Uptempo music has an upbeat tempo and is usually played loudly enough so that it can be heard throughout the entire treatment area, but not so loud that it causes others around them to become irritated or anxious if they are trying to sleep or relax during their therapy session with you! Uptempo music is typically upbeat and fast-paced. It can help patients with Alzheimer’s or dementia disease pay attention better than instrumental.
Music can be a powerful tool in the treatment of Alzheimer’s disease, but it must be used correctly and appropriately. Sometimes music is used to help patients relax and focus on their therapy. Other times, music is used to distract or entertain the patient.
Instruments and vocals are the most common types of musical melodies used in dementia therapy. Instruments may include guitar, piano, violin, clarinet, or saxophone. Vocal music includes songs such as “Take Me Out to the Ballgame” or “The Star-Spangled Banner.” The selection of instrumental and vocal music should be based on the patient’s ability to hear and understand it and his/her comfort with the medium of music.
Usually, music therapy for people with dementia involves listening to recorded or live music, but not participating in it.

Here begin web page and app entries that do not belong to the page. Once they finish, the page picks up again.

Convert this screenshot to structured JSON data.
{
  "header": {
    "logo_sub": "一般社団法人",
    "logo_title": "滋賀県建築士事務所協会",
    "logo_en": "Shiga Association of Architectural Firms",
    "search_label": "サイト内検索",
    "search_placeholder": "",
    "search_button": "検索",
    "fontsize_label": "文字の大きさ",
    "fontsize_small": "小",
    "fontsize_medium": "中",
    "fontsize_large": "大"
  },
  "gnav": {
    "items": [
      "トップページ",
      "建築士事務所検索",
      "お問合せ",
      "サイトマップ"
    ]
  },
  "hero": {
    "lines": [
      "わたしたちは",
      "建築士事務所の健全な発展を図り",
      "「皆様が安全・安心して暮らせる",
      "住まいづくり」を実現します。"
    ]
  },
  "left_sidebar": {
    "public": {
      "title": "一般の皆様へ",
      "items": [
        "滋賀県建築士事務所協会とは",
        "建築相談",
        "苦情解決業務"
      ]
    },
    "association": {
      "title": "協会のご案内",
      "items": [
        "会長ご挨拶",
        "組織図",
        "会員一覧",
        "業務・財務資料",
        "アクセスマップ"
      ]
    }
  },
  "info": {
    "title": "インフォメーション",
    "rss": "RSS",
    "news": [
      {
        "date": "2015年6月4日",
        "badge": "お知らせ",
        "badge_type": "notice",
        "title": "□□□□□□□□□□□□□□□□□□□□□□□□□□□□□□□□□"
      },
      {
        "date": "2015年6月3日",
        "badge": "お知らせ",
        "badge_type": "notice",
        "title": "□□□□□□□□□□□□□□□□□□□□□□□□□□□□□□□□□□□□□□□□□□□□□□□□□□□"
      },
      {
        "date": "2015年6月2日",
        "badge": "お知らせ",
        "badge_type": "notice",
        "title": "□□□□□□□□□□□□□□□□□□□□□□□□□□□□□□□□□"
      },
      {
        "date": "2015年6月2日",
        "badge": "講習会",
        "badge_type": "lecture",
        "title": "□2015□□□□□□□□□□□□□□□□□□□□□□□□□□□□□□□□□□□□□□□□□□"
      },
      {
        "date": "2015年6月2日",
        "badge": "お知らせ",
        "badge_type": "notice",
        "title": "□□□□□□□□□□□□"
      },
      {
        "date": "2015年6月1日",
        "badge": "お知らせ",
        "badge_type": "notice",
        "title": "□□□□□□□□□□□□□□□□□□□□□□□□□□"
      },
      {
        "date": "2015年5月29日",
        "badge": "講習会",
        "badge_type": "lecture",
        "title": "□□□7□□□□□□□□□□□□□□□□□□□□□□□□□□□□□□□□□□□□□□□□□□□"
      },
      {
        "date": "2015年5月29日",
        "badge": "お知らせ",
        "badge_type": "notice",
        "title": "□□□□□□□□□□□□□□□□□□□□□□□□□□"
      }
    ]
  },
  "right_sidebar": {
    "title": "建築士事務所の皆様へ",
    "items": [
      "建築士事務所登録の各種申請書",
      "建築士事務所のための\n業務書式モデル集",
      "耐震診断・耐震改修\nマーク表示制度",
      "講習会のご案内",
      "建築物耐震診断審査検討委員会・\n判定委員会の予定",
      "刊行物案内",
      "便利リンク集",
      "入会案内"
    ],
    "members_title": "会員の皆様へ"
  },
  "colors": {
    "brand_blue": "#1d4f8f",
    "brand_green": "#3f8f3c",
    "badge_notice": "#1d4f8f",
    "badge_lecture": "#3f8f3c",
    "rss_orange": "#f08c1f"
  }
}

In patients with dementia, individualized music therapy is effective. Clinical practice is limited by the significant costs associated with one-to-one music therapy for dementia patients.
- Ambient music. Using ambient music to modify clinical environments can be cost-effective since it is played via a sound system. It has been shown to benefit patients in various clinical settings in previous studies. It can be used for outpatient procedures, geriatric care settings, and postoperative recovery.
- Patient-preferred music. Choosing a patient’s preferred song from a selection of music presented to them poses a problem. It would be logistically challenging to allow patients in dementia units to choose their music or to agree upon any particular music.
- Reminiscence-based music. In people with dementia, this therapy is effective in treating depressive symptoms. Familiar music is better received by patients than unfamiliar music. At an early stage in the development of dementia, it may be beneficial to look for the patient’s musical preferences and store them for later reminiscence therapy.
Music therapy has been shown to improve many areas of functioning including:
- Memory enhancement
- Cognitive improvement
- Pain management
- Stress management
- Sleep Quality
- Attention span and focus
- Positive mood
- Decreased depression symptoms
- Reduction of anxiety and agitation
Whether you’re an individual battling dementia/Alzheimer’s or a friend, parent, or relative of someone doing so, you probably know how difficult—and important—it is to keep them engaged in activities that will ease their mind and possibly help to improve their symptoms. Music therapy is one such potential avenue, and the more that people understand how it works and how to use it (as well as how it may not work for some individuals), the more likely they will be able to implement it effectively.